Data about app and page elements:

/---

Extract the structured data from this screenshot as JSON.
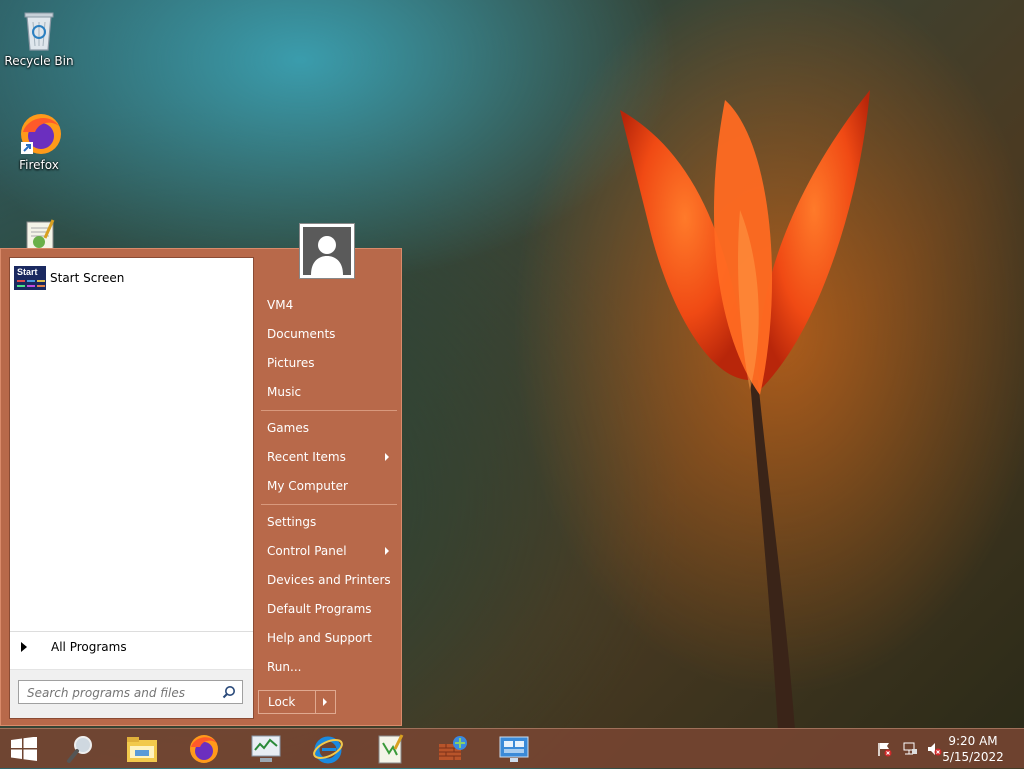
{
  "desktop": {
    "icons": [
      {
        "label": "Recycle Bin",
        "icon": "recycle-bin-icon"
      },
      {
        "label": "Firefox",
        "icon": "firefox-icon"
      },
      {
        "label": "",
        "icon": "notepad-icon"
      }
    ]
  },
  "start_menu": {
    "pinned": [
      {
        "label": "Start Screen",
        "tile_text": "Start"
      }
    ],
    "all_programs_label": "All Programs",
    "search_placeholder": "Search programs and files",
    "right_items": [
      {
        "label": "VM4",
        "submenu": false
      },
      {
        "label": "Documents",
        "submenu": false
      },
      {
        "label": "Pictures",
        "submenu": false
      },
      {
        "label": "Music",
        "submenu": false
      },
      {
        "label": "Games",
        "submenu": false
      },
      {
        "label": "Recent Items",
        "submenu": true
      },
      {
        "label": "My Computer",
        "submenu": false
      },
      {
        "label": "Settings",
        "submenu": false
      },
      {
        "label": "Control Panel",
        "submenu": true
      },
      {
        "label": "Devices and Printers",
        "submenu": false
      },
      {
        "label": "Default Programs",
        "submenu": false
      },
      {
        "label": "Help and Support",
        "submenu": false
      },
      {
        "label": "Run...",
        "submenu": false
      }
    ],
    "lock_label": "Lock"
  },
  "taskbar": {
    "apps": [
      "start-button",
      "search-icon",
      "file-explorer-icon",
      "firefox-icon",
      "task-manager-icon",
      "internet-explorer-icon",
      "notepad-plus-plus-icon",
      "network-setup-icon",
      "remote-desktop-icon"
    ],
    "tray_icons": [
      "action-center-flag-icon",
      "network-icon",
      "volume-muted-icon"
    ],
    "time": "9:20 AM",
    "date": "5/15/2022"
  },
  "colors": {
    "accent": "#b8694a",
    "taskbar": "#7a4632"
  }
}
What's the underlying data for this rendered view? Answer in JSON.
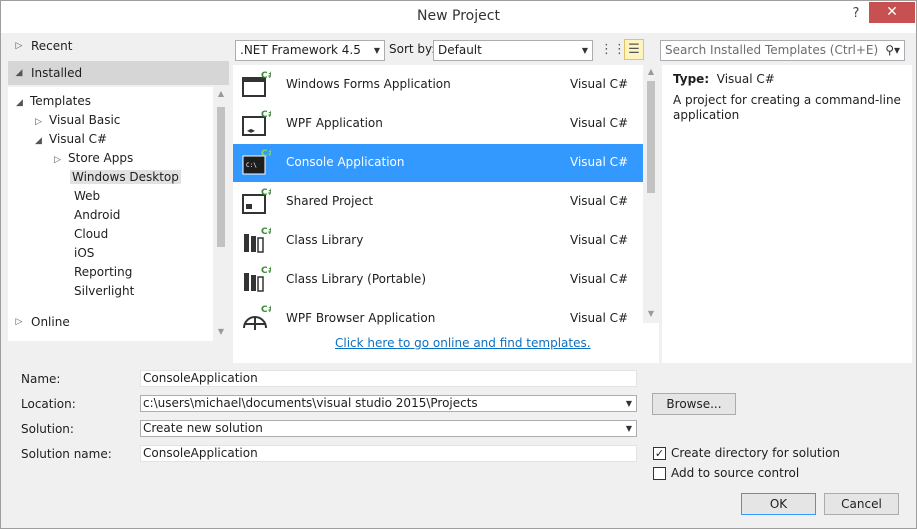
{
  "window": {
    "title": "New Project",
    "help_glyph": "?",
    "close_glyph": "✕"
  },
  "left": {
    "recent": "Recent",
    "installed": "Installed",
    "tree": [
      {
        "label": "Templates",
        "arrow": "◢"
      },
      {
        "label": "Visual Basic",
        "arrow": "▷"
      },
      {
        "label": "Visual C#",
        "arrow": "◢"
      },
      {
        "label": "Store Apps",
        "arrow": "▷"
      },
      {
        "label": "Windows Desktop",
        "arrow": ""
      },
      {
        "label": "Web",
        "arrow": ""
      },
      {
        "label": "Android",
        "arrow": ""
      },
      {
        "label": "Cloud",
        "arrow": ""
      },
      {
        "label": "iOS",
        "arrow": ""
      },
      {
        "label": "Reporting",
        "arrow": ""
      },
      {
        "label": "Silverlight",
        "arrow": ""
      }
    ],
    "online": "Online"
  },
  "toolbar": {
    "framework": ".NET Framework 4.5",
    "sort_label": "Sort by:",
    "sort_value": "Default",
    "search_placeholder": "Search Installed Templates (Ctrl+E)"
  },
  "templates": [
    {
      "name": "Windows Forms Application",
      "lang": "Visual C#",
      "icon": "winforms-icon"
    },
    {
      "name": "WPF Application",
      "lang": "Visual C#",
      "icon": "wpf-icon"
    },
    {
      "name": "Console Application",
      "lang": "Visual C#",
      "icon": "console-icon"
    },
    {
      "name": "Shared Project",
      "lang": "Visual C#",
      "icon": "shared-project-icon"
    },
    {
      "name": "Class Library",
      "lang": "Visual C#",
      "icon": "class-library-icon"
    },
    {
      "name": "Class Library (Portable)",
      "lang": "Visual C#",
      "icon": "portable-library-icon"
    },
    {
      "name": "WPF Browser Application",
      "lang": "Visual C#",
      "icon": "wpf-browser-icon"
    }
  ],
  "online_link": "Click here to go online and find templates.",
  "description": {
    "type_label": "Type:",
    "type_value": "Visual C#",
    "text": "A project for creating a command-line application"
  },
  "form": {
    "name_label": "Name:",
    "name_value": "ConsoleApplication",
    "location_label": "Location:",
    "location_value": "c:\\users\\michael\\documents\\visual studio 2015\\Projects",
    "solution_label": "Solution:",
    "solution_value": "Create new solution",
    "solution_name_label": "Solution name:",
    "solution_name_value": "ConsoleApplication",
    "browse": "Browse...",
    "create_dir": "Create directory for solution",
    "create_dir_checked": true,
    "add_source": "Add to source control",
    "add_source_checked": false,
    "ok": "OK",
    "cancel": "Cancel"
  },
  "colors": {
    "selection": "#3399ff",
    "link": "#0e70c0",
    "close": "#c75050"
  }
}
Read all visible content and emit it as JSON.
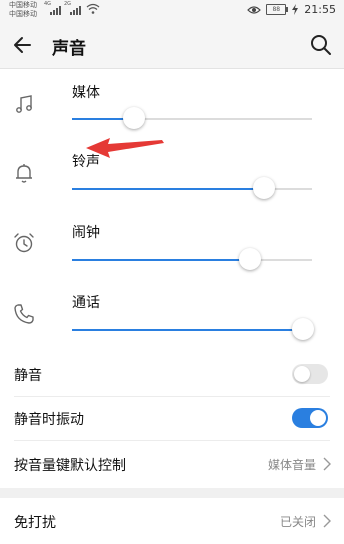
{
  "status_bar": {
    "carrier_1": "中国移动",
    "carrier_2": "中国移动",
    "net_1": "4G",
    "net_2": "2G",
    "battery": "88",
    "time": "21:55"
  },
  "header": {
    "title": "声音"
  },
  "volumes": [
    {
      "label": "媒体",
      "level": 0.26
    },
    {
      "label": "铃声",
      "level": 0.8
    },
    {
      "label": "闹钟",
      "level": 0.74
    },
    {
      "label": "通话",
      "level": 1.0
    }
  ],
  "settings": {
    "mute": {
      "label": "静音",
      "enabled": false
    },
    "vibrate_on_mute": {
      "label": "静音时振动",
      "enabled": true
    },
    "volume_key": {
      "label": "按音量键默认控制",
      "value": "媒体音量"
    }
  },
  "dnd": {
    "label": "免打扰",
    "value": "已关闭"
  },
  "colors": {
    "accent": "#2a7fe0",
    "annotation_arrow": "#e53935"
  }
}
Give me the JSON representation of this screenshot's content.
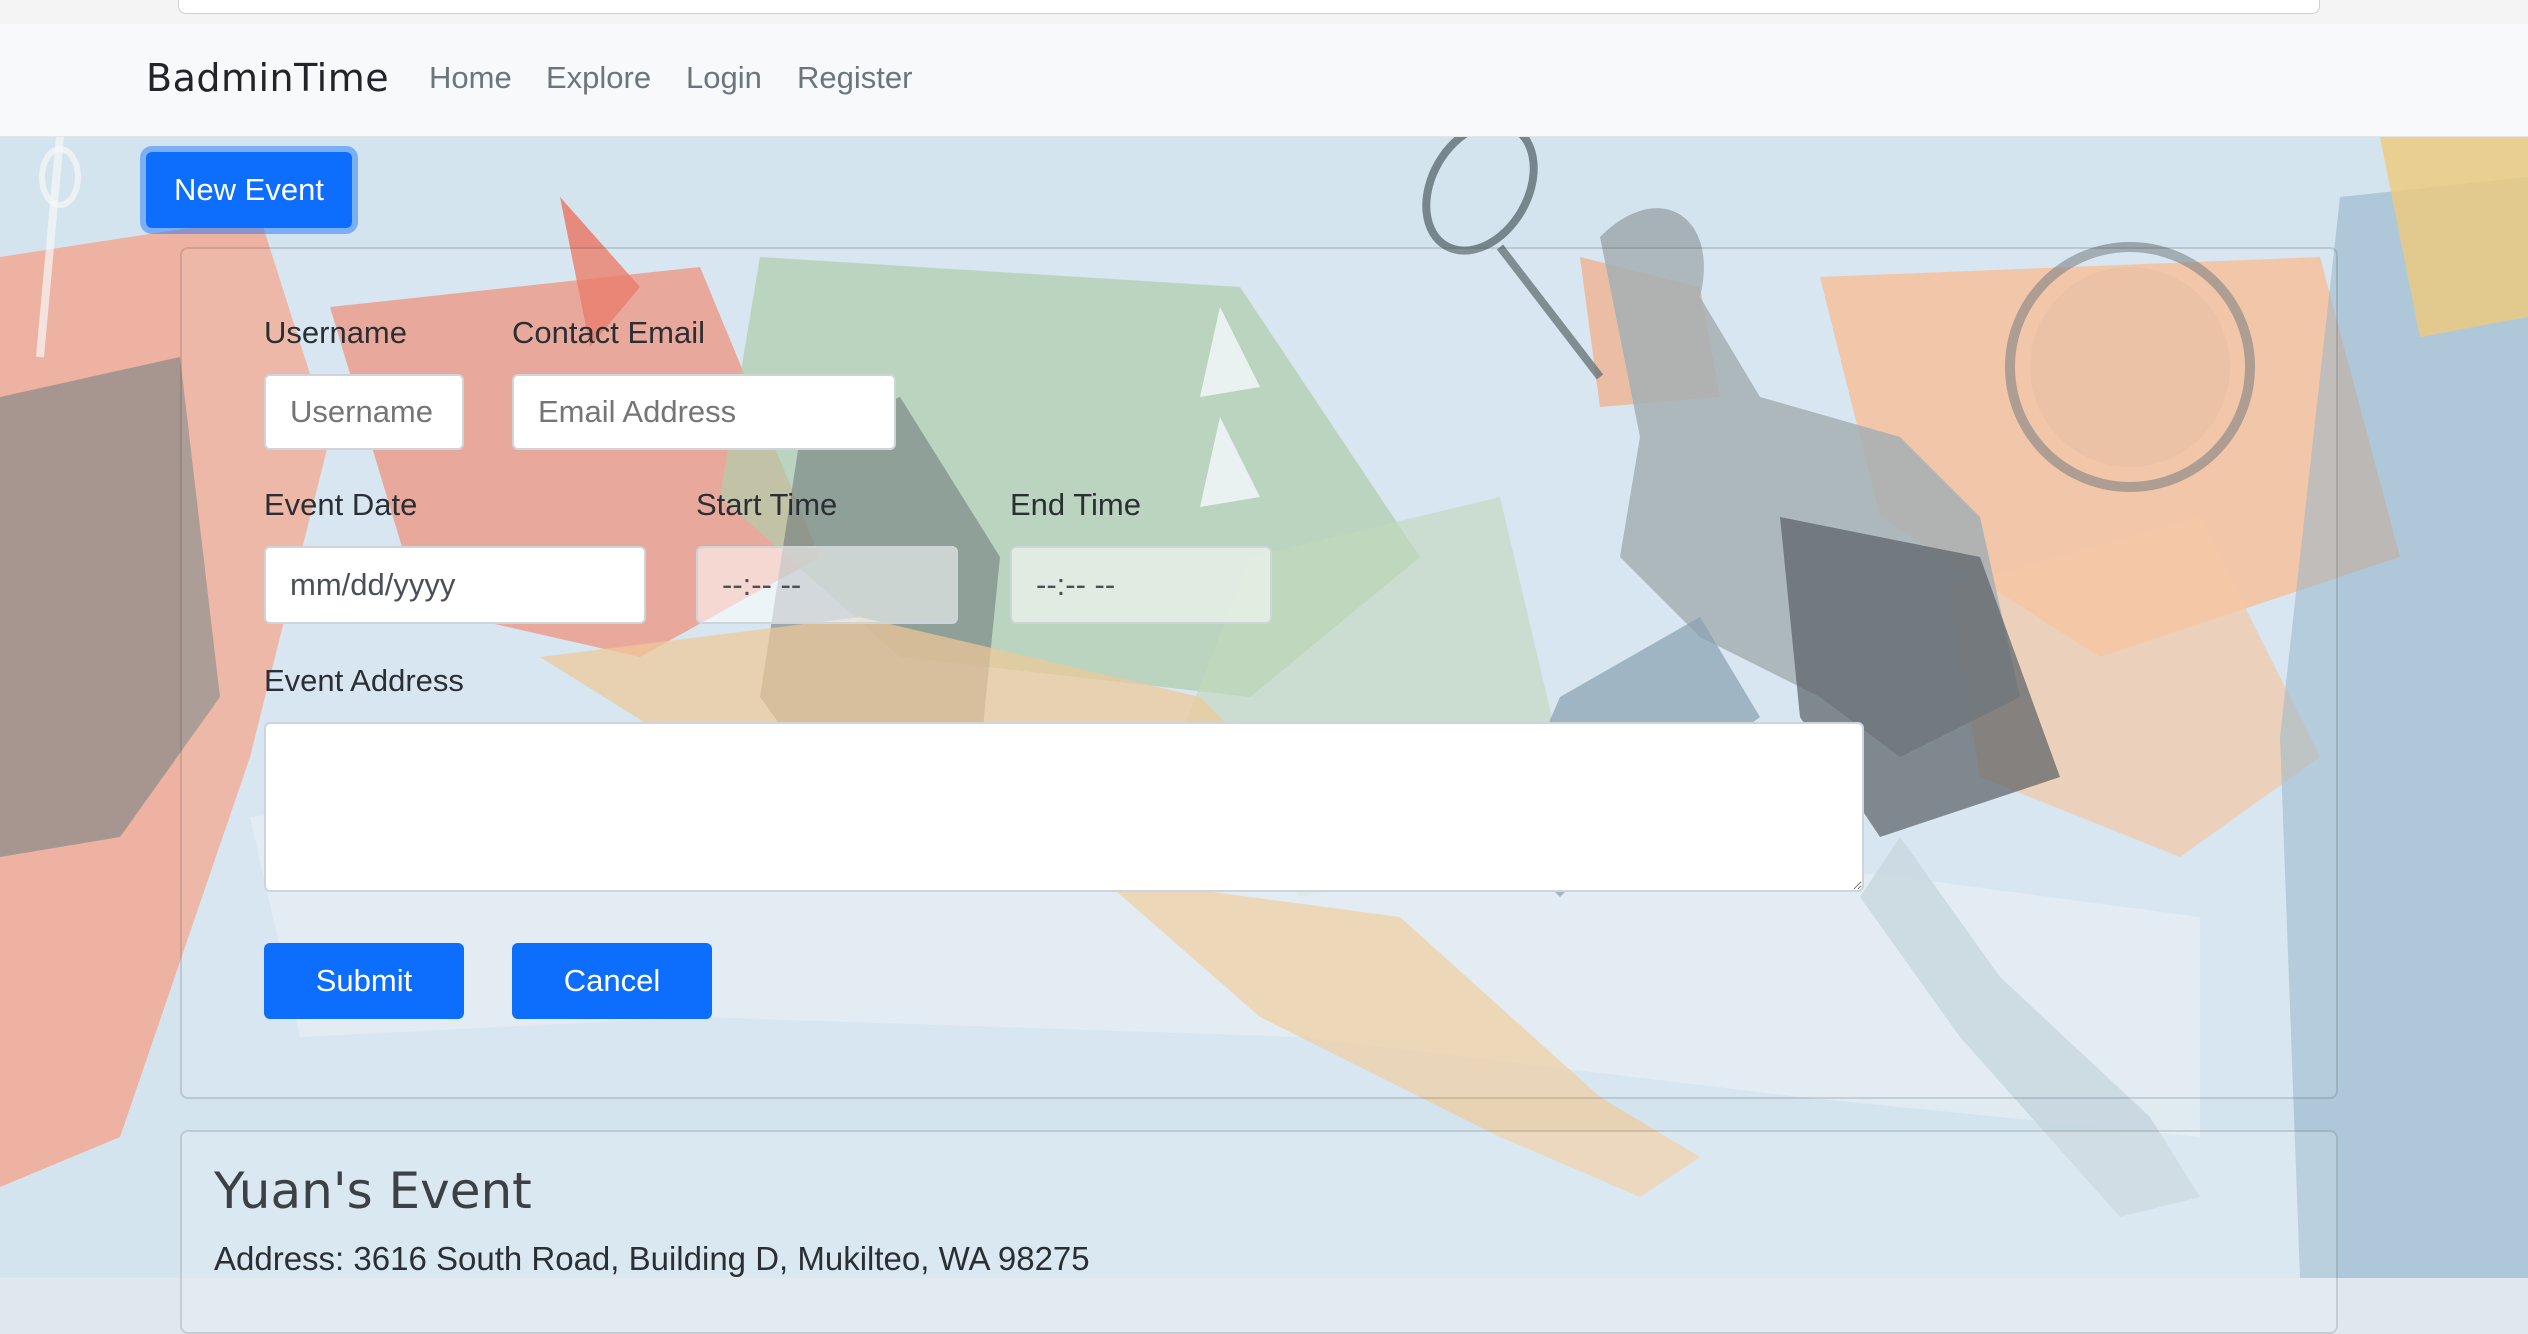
{
  "navbar": {
    "brand": "BadminTime",
    "links": [
      "Home",
      "Explore",
      "Login",
      "Register"
    ]
  },
  "new_event_button": "New Event",
  "form": {
    "username_label": "Username",
    "username_placeholder": "Username",
    "email_label": "Contact Email",
    "email_placeholder": "Email Address",
    "date_label": "Event Date",
    "date_placeholder": "mm/dd/yyyy",
    "start_label": "Start Time",
    "start_placeholder": "--:-- --",
    "end_label": "End Time",
    "end_placeholder": "--:-- --",
    "address_label": "Event Address",
    "address_value": "",
    "submit": "Submit",
    "cancel": "Cancel"
  },
  "event": {
    "title": "Yuan's Event",
    "address": "Address: 3616 South Road, Building D, Mukilteo, WA 98275"
  },
  "colors": {
    "primary": "#0d6efd",
    "navbar_bg": "#f8f9fa"
  }
}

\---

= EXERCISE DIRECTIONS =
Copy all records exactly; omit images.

= RESULT OF THIS TASK =
Extract the structured data from this screenshot as JSON.
{
  "desktop": {
    "icons": [
      {
        "label": "Recycle Bin",
        "icon": "recycle-bin-icon"
      },
      {
        "label": "Firefox",
        "icon": "firefox-icon"
      },
      {
        "label": "",
        "icon": "notepad-icon"
      }
    ]
  },
  "start_menu": {
    "pinned": [
      {
        "label": "Start Screen",
        "tile_text": "Start"
      }
    ],
    "all_programs_label": "All Programs",
    "search_placeholder": "Search programs and files",
    "right_items": [
      {
        "label": "VM4",
        "submenu": false
      },
      {
        "label": "Documents",
        "submenu": false
      },
      {
        "label": "Pictures",
        "submenu": false
      },
      {
        "label": "Music",
        "submenu": false
      },
      {
        "label": "Games",
        "submenu": false
      },
      {
        "label": "Recent Items",
        "submenu": true
      },
      {
        "label": "My Computer",
        "submenu": false
      },
      {
        "label": "Settings",
        "submenu": false
      },
      {
        "label": "Control Panel",
        "submenu": true
      },
      {
        "label": "Devices and Printers",
        "submenu": false
      },
      {
        "label": "Default Programs",
        "submenu": false
      },
      {
        "label": "Help and Support",
        "submenu": false
      },
      {
        "label": "Run...",
        "submenu": false
      }
    ],
    "lock_label": "Lock"
  },
  "taskbar": {
    "apps": [
      "start-button",
      "search-icon",
      "file-explorer-icon",
      "firefox-icon",
      "task-manager-icon",
      "internet-explorer-icon",
      "notepad-plus-plus-icon",
      "network-setup-icon",
      "remote-desktop-icon"
    ],
    "tray_icons": [
      "action-center-flag-icon",
      "network-icon",
      "volume-muted-icon"
    ],
    "time": "9:20 AM",
    "date": "5/15/2022"
  },
  "colors": {
    "accent": "#b8694a",
    "taskbar": "#7a4632"
  }
}
What's the underlying data for this rendered view? Answer in JSON.
{
  "window": {
    "title": "New Project",
    "help_glyph": "?",
    "close_glyph": "✕"
  },
  "left": {
    "recent": "Recent",
    "installed": "Installed",
    "tree": [
      {
        "label": "Templates",
        "arrow": "◢"
      },
      {
        "label": "Visual Basic",
        "arrow": "▷"
      },
      {
        "label": "Visual C#",
        "arrow": "◢"
      },
      {
        "label": "Store Apps",
        "arrow": "▷"
      },
      {
        "label": "Windows Desktop",
        "arrow": ""
      },
      {
        "label": "Web",
        "arrow": ""
      },
      {
        "label": "Android",
        "arrow": ""
      },
      {
        "label": "Cloud",
        "arrow": ""
      },
      {
        "label": "iOS",
        "arrow": ""
      },
      {
        "label": "Reporting",
        "arrow": ""
      },
      {
        "label": "Silverlight",
        "arrow": ""
      }
    ],
    "online": "Online"
  },
  "toolbar": {
    "framework": ".NET Framework 4.5",
    "sort_label": "Sort by:",
    "sort_value": "Default",
    "search_placeholder": "Search Installed Templates (Ctrl+E)"
  },
  "templates": [
    {
      "name": "Windows Forms Application",
      "lang": "Visual C#",
      "icon": "winforms-icon"
    },
    {
      "name": "WPF Application",
      "lang": "Visual C#",
      "icon": "wpf-icon"
    },
    {
      "name": "Console Application",
      "lang": "Visual C#",
      "icon": "console-icon"
    },
    {
      "name": "Shared Project",
      "lang": "Visual C#",
      "icon": "shared-project-icon"
    },
    {
      "name": "Class Library",
      "lang": "Visual C#",
      "icon": "class-library-icon"
    },
    {
      "name": "Class Library (Portable)",
      "lang": "Visual C#",
      "icon": "portable-library-icon"
    },
    {
      "name": "WPF Browser Application",
      "lang": "Visual C#",
      "icon": "wpf-browser-icon"
    }
  ],
  "online_link": "Click here to go online and find templates.",
  "description": {
    "type_label": "Type:",
    "type_value": "Visual C#",
    "text": "A project for creating a command-line application"
  },
  "form": {
    "name_label": "Name:",
    "name_value": "ConsoleApplication",
    "location_label": "Location:",
    "location_value": "c:\\users\\michael\\documents\\visual studio 2015\\Projects",
    "solution_label": "Solution:",
    "solution_value": "Create new solution",
    "solution_name_label": "Solution name:",
    "solution_name_value": "ConsoleApplication",
    "browse": "Browse...",
    "create_dir": "Create directory for solution",
    "create_dir_checked": true,
    "add_source": "Add to source control",
    "add_source_checked": false,
    "ok": "OK",
    "cancel": "Cancel"
  },
  "colors": {
    "selection": "#3399ff",
    "link": "#0e70c0",
    "close": "#c75050"
  }
}
Read all visible content and emit it as JSON.
{
  "status_bar": {
    "carrier_1": "中国移动",
    "carrier_2": "中国移动",
    "net_1": "4G",
    "net_2": "2G",
    "battery": "88",
    "time": "21:55"
  },
  "header": {
    "title": "声音"
  },
  "volumes": [
    {
      "label": "媒体",
      "level": 0.26
    },
    {
      "label": "铃声",
      "level": 0.8
    },
    {
      "label": "闹钟",
      "level": 0.74
    },
    {
      "label": "通话",
      "level": 1.0
    }
  ],
  "settings": {
    "mute": {
      "label": "静音",
      "enabled": false
    },
    "vibrate_on_mute": {
      "label": "静音时振动",
      "enabled": true
    },
    "volume_key": {
      "label": "按音量键默认控制",
      "value": "媒体音量"
    }
  },
  "dnd": {
    "label": "免打扰",
    "value": "已关闭"
  },
  "colors": {
    "accent": "#2a7fe0",
    "annotation_arrow": "#e53935"
  }
}
Give me the JSON representation of this screenshot's content.
{
  "navbar": {
    "brand": "BadminTime",
    "links": [
      "Home",
      "Explore",
      "Login",
      "Register"
    ]
  },
  "new_event_button": "New Event",
  "form": {
    "username_label": "Username",
    "username_placeholder": "Username",
    "email_label": "Contact Email",
    "email_placeholder": "Email Address",
    "date_label": "Event Date",
    "date_placeholder": "mm/dd/yyyy",
    "start_label": "Start Time",
    "start_placeholder": "--:-- --",
    "end_label": "End Time",
    "end_placeholder": "--:-- --",
    "address_label": "Event Address",
    "address_value": "",
    "submit": "Submit",
    "cancel": "Cancel"
  },
  "event": {
    "title": "Yuan's Event",
    "address": "Address: 3616 South Road, Building D, Mukilteo, WA 98275"
  },
  "colors": {
    "primary": "#0d6efd",
    "navbar_bg": "#f8f9fa"
  }
}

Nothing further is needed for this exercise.